An exact copy, beginning at the line containing "Convert this screenshot" and ending at the final line of the records that follow, is the answer; it has no pictures and no other text.

--- Record extracts Enclosed Below ---

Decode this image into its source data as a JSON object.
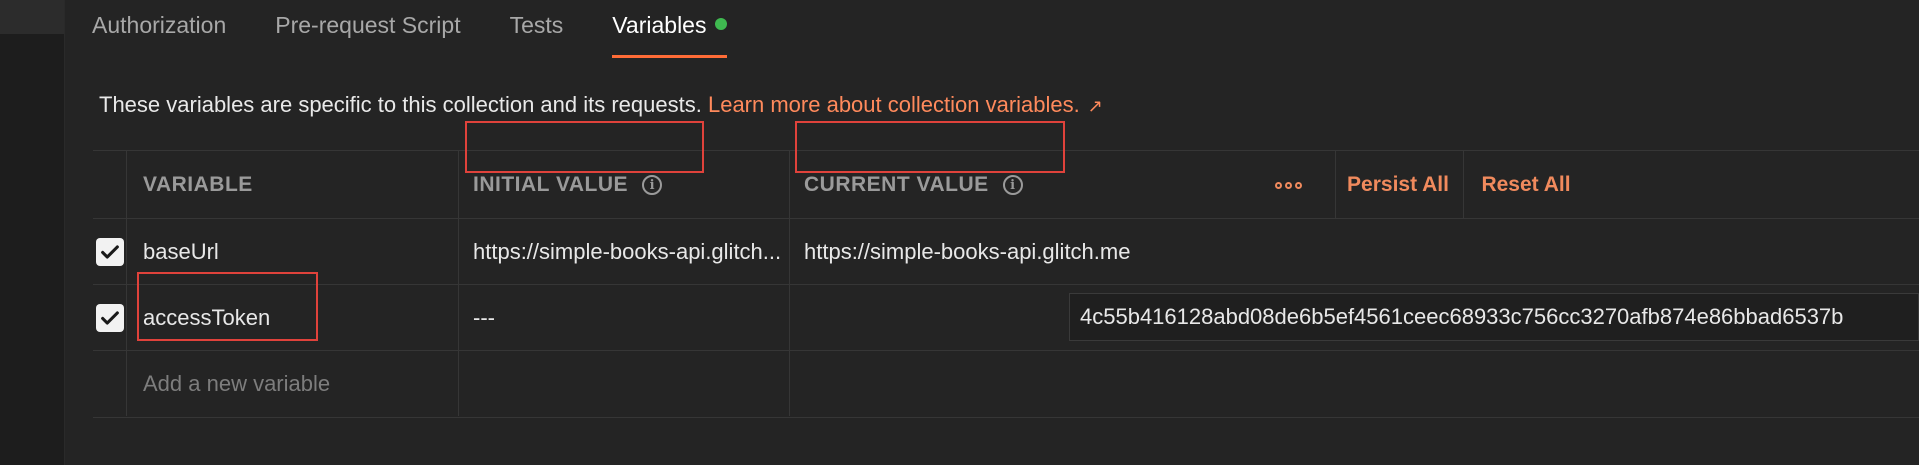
{
  "tabs": [
    {
      "label": "Authorization",
      "active": false
    },
    {
      "label": "Pre-request Script",
      "active": false
    },
    {
      "label": "Tests",
      "active": false
    },
    {
      "label": "Variables",
      "active": true,
      "indicator_color": "#3fb950"
    }
  ],
  "description": {
    "text": "These variables are specific to this collection and its requests. ",
    "link": "Learn more about collection variables.",
    "link_icon": "↗"
  },
  "table": {
    "headers": {
      "variable": "VARIABLE",
      "initial_value": "INITIAL VALUE",
      "current_value": "CURRENT VALUE"
    },
    "actions": {
      "persist_all": "Persist All",
      "reset_all": "Reset All"
    },
    "rows": [
      {
        "checked": true,
        "variable": "baseUrl",
        "initial_value": "https://simple-books-api.glitch...",
        "current_value": "https://simple-books-api.glitch.me"
      },
      {
        "checked": true,
        "variable": "accessToken",
        "initial_value": "---",
        "current_value": "4c55b416128abd08de6b5ef4561ceec68933c756cc3270afb874e86bbad6537b"
      }
    ],
    "new_variable_placeholder": "Add a new variable"
  },
  "colors": {
    "accent": "#ff6c37",
    "link": "#ff8a5c",
    "highlight": "#e0423b",
    "background": "#242424"
  }
}
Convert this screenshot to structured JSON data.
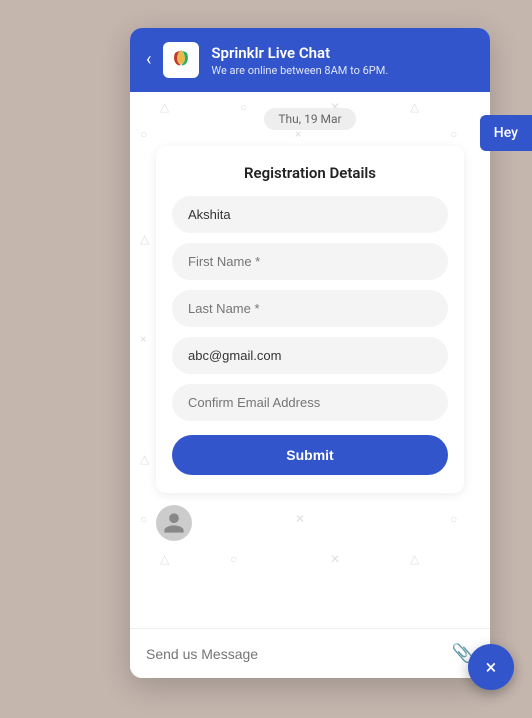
{
  "header": {
    "back_label": "‹",
    "logo_alt": "Sprinklr logo",
    "title": "Sprinklr Live Chat",
    "subtitle": "We are online between 8AM to 6PM.",
    "hey_button": "Hey"
  },
  "chat": {
    "date_pill": "Thu, 19 Mar",
    "registration": {
      "title": "Registration Details",
      "fields": [
        {
          "value": "Akshita",
          "placeholder": "Akshita",
          "type": "filled"
        },
        {
          "value": "",
          "placeholder": "First Name *",
          "type": "placeholder"
        },
        {
          "value": "",
          "placeholder": "Last Name *",
          "type": "placeholder"
        },
        {
          "value": "abc@gmail.com",
          "placeholder": "abc@gmail.com",
          "type": "filled"
        },
        {
          "value": "",
          "placeholder": "Confirm Email Address",
          "type": "placeholder"
        }
      ],
      "submit_label": "Submit"
    }
  },
  "footer": {
    "placeholder": "Send us Message"
  },
  "fab": {
    "icon": "×"
  }
}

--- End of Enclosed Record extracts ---

**Solution for this task**.
Convert this screenshot to structured JSON data.
{
  "header": {
    "back_label": "‹",
    "logo_alt": "Sprinklr logo",
    "title": "Sprinklr Live Chat",
    "subtitle": "We are online between 8AM to 6PM.",
    "hey_button": "Hey"
  },
  "chat": {
    "date_pill": "Thu, 19 Mar",
    "registration": {
      "title": "Registration Details",
      "fields": [
        {
          "value": "Akshita",
          "placeholder": "Akshita",
          "type": "filled"
        },
        {
          "value": "",
          "placeholder": "First Name *",
          "type": "placeholder"
        },
        {
          "value": "",
          "placeholder": "Last Name *",
          "type": "placeholder"
        },
        {
          "value": "abc@gmail.com",
          "placeholder": "abc@gmail.com",
          "type": "filled"
        },
        {
          "value": "",
          "placeholder": "Confirm Email Address",
          "type": "placeholder"
        }
      ],
      "submit_label": "Submit"
    }
  },
  "footer": {
    "placeholder": "Send us Message"
  },
  "fab": {
    "icon": "×"
  }
}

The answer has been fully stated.